> [What you should do] In the response, each entry below should appear again exactly as given.

> [Source data]
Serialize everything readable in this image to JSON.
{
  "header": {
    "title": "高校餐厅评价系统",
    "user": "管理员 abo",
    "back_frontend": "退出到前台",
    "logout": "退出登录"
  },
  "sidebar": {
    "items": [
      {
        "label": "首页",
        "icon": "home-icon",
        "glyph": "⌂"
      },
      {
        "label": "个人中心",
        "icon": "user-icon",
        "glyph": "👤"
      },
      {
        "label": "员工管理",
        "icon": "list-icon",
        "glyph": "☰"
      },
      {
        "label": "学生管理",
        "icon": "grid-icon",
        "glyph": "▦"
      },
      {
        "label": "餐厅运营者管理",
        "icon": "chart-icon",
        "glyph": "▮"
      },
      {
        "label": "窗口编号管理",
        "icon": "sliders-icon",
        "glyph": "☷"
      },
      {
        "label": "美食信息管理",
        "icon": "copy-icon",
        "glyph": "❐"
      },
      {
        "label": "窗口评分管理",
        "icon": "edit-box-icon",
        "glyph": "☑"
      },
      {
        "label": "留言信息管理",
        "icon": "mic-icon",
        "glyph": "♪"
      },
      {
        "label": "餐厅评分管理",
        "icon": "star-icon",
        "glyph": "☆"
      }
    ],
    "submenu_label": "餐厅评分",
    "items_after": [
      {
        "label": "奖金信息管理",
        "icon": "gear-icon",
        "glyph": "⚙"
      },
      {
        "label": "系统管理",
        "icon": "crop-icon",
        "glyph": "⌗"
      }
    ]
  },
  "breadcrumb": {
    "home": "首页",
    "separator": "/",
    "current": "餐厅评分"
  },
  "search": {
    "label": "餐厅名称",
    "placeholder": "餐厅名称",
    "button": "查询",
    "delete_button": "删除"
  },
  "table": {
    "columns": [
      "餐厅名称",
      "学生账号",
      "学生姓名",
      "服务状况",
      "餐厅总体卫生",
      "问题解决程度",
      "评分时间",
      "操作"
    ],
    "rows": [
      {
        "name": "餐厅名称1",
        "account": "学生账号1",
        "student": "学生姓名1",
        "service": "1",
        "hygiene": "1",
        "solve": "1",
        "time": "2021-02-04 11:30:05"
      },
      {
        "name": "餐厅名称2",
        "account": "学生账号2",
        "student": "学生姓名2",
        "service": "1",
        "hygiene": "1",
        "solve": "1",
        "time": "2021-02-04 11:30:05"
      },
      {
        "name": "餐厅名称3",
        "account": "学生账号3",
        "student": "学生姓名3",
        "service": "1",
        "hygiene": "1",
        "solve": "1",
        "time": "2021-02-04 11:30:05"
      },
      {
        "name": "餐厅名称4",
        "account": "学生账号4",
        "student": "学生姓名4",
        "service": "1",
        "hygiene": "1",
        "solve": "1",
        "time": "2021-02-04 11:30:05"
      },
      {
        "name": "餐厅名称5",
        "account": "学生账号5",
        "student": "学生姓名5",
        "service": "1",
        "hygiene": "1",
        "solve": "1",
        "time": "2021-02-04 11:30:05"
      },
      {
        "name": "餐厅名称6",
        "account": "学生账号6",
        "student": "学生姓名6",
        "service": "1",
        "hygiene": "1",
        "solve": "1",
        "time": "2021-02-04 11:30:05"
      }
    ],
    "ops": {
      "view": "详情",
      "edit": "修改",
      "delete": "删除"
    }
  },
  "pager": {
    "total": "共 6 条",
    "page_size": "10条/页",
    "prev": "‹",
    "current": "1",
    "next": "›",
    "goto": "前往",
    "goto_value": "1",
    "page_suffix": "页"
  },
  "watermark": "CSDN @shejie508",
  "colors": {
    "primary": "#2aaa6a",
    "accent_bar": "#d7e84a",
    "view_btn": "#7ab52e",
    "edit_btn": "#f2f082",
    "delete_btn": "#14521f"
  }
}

> [Result of the exercise]
Serialize everything readable in this image to JSON.
{
  "header": {
    "title": "高校餐厅评价系统",
    "user": "管理员 abo",
    "back_frontend": "退出到前台",
    "logout": "退出登录"
  },
  "sidebar": {
    "items": [
      {
        "label": "首页",
        "icon": "home-icon",
        "glyph": "⌂"
      },
      {
        "label": "个人中心",
        "icon": "user-icon",
        "glyph": "👤"
      },
      {
        "label": "员工管理",
        "icon": "list-icon",
        "glyph": "☰"
      },
      {
        "label": "学生管理",
        "icon": "grid-icon",
        "glyph": "▦"
      },
      {
        "label": "餐厅运营者管理",
        "icon": "chart-icon",
        "glyph": "▮"
      },
      {
        "label": "窗口编号管理",
        "icon": "sliders-icon",
        "glyph": "☷"
      },
      {
        "label": "美食信息管理",
        "icon": "copy-icon",
        "glyph": "❐"
      },
      {
        "label": "窗口评分管理",
        "icon": "edit-box-icon",
        "glyph": "☑"
      },
      {
        "label": "留言信息管理",
        "icon": "mic-icon",
        "glyph": "♪"
      },
      {
        "label": "餐厅评分管理",
        "icon": "star-icon",
        "glyph": "☆"
      }
    ],
    "submenu_label": "餐厅评分",
    "items_after": [
      {
        "label": "奖金信息管理",
        "icon": "gear-icon",
        "glyph": "⚙"
      },
      {
        "label": "系统管理",
        "icon": "crop-icon",
        "glyph": "⌗"
      }
    ]
  },
  "breadcrumb": {
    "home": "首页",
    "separator": "/",
    "current": "餐厅评分"
  },
  "search": {
    "label": "餐厅名称",
    "placeholder": "餐厅名称",
    "button": "查询",
    "delete_button": "删除"
  },
  "table": {
    "columns": [
      "餐厅名称",
      "学生账号",
      "学生姓名",
      "服务状况",
      "餐厅总体卫生",
      "问题解决程度",
      "评分时间",
      "操作"
    ],
    "rows": [
      {
        "name": "餐厅名称1",
        "account": "学生账号1",
        "student": "学生姓名1",
        "service": "1",
        "hygiene": "1",
        "solve": "1",
        "time": "2021-02-04 11:30:05"
      },
      {
        "name": "餐厅名称2",
        "account": "学生账号2",
        "student": "学生姓名2",
        "service": "1",
        "hygiene": "1",
        "solve": "1",
        "time": "2021-02-04 11:30:05"
      },
      {
        "name": "餐厅名称3",
        "account": "学生账号3",
        "student": "学生姓名3",
        "service": "1",
        "hygiene": "1",
        "solve": "1",
        "time": "2021-02-04 11:30:05"
      },
      {
        "name": "餐厅名称4",
        "account": "学生账号4",
        "student": "学生姓名4",
        "service": "1",
        "hygiene": "1",
        "solve": "1",
        "time": "2021-02-04 11:30:05"
      },
      {
        "name": "餐厅名称5",
        "account": "学生账号5",
        "student": "学生姓名5",
        "service": "1",
        "hygiene": "1",
        "solve": "1",
        "time": "2021-02-04 11:30:05"
      },
      {
        "name": "餐厅名称6",
        "account": "学生账号6",
        "student": "学生姓名6",
        "service": "1",
        "hygiene": "1",
        "solve": "1",
        "time": "2021-02-04 11:30:05"
      }
    ],
    "ops": {
      "view": "详情",
      "edit": "修改",
      "delete": "删除"
    }
  },
  "pager": {
    "total": "共 6 条",
    "page_size": "10条/页",
    "prev": "‹",
    "current": "1",
    "next": "›",
    "goto": "前往",
    "goto_value": "1",
    "page_suffix": "页"
  },
  "watermark": "CSDN @shejie508",
  "colors": {
    "primary": "#2aaa6a",
    "accent_bar": "#d7e84a",
    "view_btn": "#7ab52e",
    "edit_btn": "#f2f082",
    "delete_btn": "#14521f"
  }
}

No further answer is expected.